[bü′fȯnz ‚präb·ləm]
(statistics)
The problem of calculating the probability that a needle of specified length, dropped at random on a plane ruled with a series of straight lines a specified distance apart, will intersect one of the lines.
References in periodicals archive ?
Unfortunately, since Todhunter (1865), Laplace's result was often referred to as the application of Buffon's needle problem to the estimation of % (in school mathematics, it is usually the only "application" of the needle problem until today).
Gabriel Lame (1795-1870) included Buffon's needle problem and its generalizations to a circle, an ellipse and regular polygons in his lectures held at the Sorbonne.
Among other results, he returned to the problem of a generalized Buffon's needle consisting of two rigidly connected convex figures of diameters less than the distance of parallels solved by Crofton (1868), and he gave its solution based on Barbier's expectation approach.

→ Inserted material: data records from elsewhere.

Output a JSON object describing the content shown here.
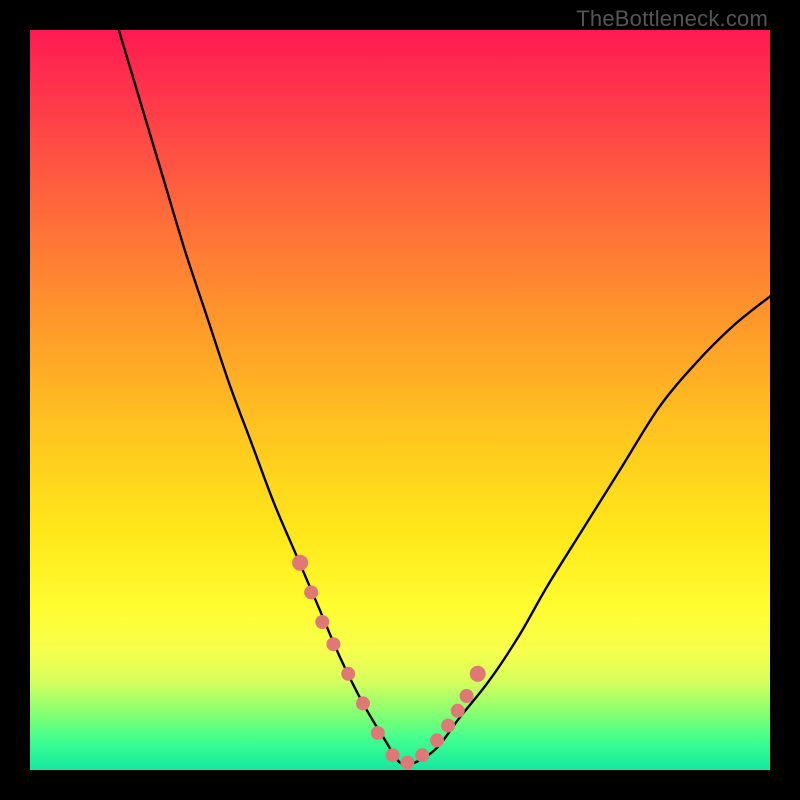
{
  "watermark": "TheBottleneck.com",
  "colors": {
    "frame": "#000000",
    "marker": "#e17878",
    "curve": "#000000",
    "gradient_top": "#ff1a52",
    "gradient_bottom": "#14e8a0"
  },
  "chart_data": {
    "type": "line",
    "title": "",
    "xlabel": "",
    "ylabel": "",
    "xlim": [
      0,
      100
    ],
    "ylim": [
      0,
      100
    ],
    "series": [
      {
        "name": "bottleneck-curve",
        "x": [
          12,
          15,
          18,
          21,
          24,
          27,
          30,
          33,
          36,
          39,
          42,
          45,
          48,
          50,
          52,
          55,
          58,
          62,
          66,
          70,
          75,
          80,
          85,
          90,
          95,
          100
        ],
        "y": [
          100,
          90,
          80,
          70,
          61,
          52,
          44,
          36,
          29,
          22,
          15,
          9,
          4,
          1,
          1,
          3,
          7,
          12,
          18,
          25,
          33,
          41,
          49,
          55,
          60,
          64
        ]
      }
    ],
    "markers": {
      "name": "highlighted-points",
      "x": [
        36.5,
        38,
        39.5,
        41,
        43,
        45,
        47,
        49,
        51,
        53,
        55,
        56.5,
        57.8,
        59,
        60.5
      ],
      "y": [
        28,
        24,
        20,
        17,
        13,
        9,
        5,
        2,
        1,
        2,
        4,
        6,
        8,
        10,
        13
      ]
    }
  }
}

Hostinsky (1917; 1920) criticized the traditional solution of Buffon's needle problem for being based on an unrealistic assumption that parallels were drawn on an unbounded board and the probability that the needle midpoint hit a region of a given area was proportional to this area and independent of the position of the region.
Using online simulations for Buffon's Needle and the Monte Carlo method (e.
But its similarity with the famous Buffon's needle experiment [2] makes it interesting to compare the estimation of obtained by simulating the two experiments.
A frame work in which we can compare simulation experiments for Buffon's needle experiment, which will be described below, and our golf ball experiments will be set up.
html [an online discussion and simulation of Buffon's Needle experiment]
The coin-and-chessboard problem is easier to solve than Buffon's needle problem but the two have a common feature.